(Beginning of DATA RECORDS)

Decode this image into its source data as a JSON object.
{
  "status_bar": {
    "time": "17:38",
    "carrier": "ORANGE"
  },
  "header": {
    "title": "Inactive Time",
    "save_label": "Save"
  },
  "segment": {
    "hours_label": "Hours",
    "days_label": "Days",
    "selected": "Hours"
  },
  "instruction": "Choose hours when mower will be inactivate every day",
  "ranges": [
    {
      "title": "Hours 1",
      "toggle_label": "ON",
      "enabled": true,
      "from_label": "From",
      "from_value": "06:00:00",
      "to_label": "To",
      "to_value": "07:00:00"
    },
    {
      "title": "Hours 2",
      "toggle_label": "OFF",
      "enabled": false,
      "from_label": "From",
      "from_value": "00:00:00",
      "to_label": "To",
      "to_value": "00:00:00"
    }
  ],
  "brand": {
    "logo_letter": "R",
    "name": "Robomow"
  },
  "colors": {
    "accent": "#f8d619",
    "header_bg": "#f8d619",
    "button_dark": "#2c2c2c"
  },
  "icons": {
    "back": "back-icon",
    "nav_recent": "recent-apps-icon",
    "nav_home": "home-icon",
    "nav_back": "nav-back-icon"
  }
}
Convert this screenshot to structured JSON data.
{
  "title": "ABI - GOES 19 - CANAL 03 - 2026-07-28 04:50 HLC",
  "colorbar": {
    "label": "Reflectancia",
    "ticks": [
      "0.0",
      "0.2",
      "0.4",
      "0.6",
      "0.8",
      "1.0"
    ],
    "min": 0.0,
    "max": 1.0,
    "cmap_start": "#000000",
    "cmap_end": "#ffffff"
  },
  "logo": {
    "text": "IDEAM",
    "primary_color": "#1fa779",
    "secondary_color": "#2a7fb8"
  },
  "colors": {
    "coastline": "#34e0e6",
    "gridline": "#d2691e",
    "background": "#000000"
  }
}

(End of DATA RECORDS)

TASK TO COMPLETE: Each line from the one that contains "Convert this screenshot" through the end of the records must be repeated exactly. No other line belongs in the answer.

WRITTEN SOLUTION:
Convert this screenshot to structured JSON data.
{
  "title": "ABI - GOES 19 - CANAL 03 - 2026-07-28 04:50 HLC",
  "colorbar": {
    "label": "Reflectancia",
    "ticks": [
      "0.0",
      "0.2",
      "0.4",
      "0.6",
      "0.8",
      "1.0"
    ],
    "min": 0.0,
    "max": 1.0,
    "cmap_start": "#000000",
    "cmap_end": "#ffffff"
  },
  "logo": {
    "text": "IDEAM",
    "primary_color": "#1fa779",
    "secondary_color": "#2a7fb8"
  },
  "colors": {
    "coastline": "#34e0e6",
    "gridline": "#d2691e",
    "background": "#000000"
  }
}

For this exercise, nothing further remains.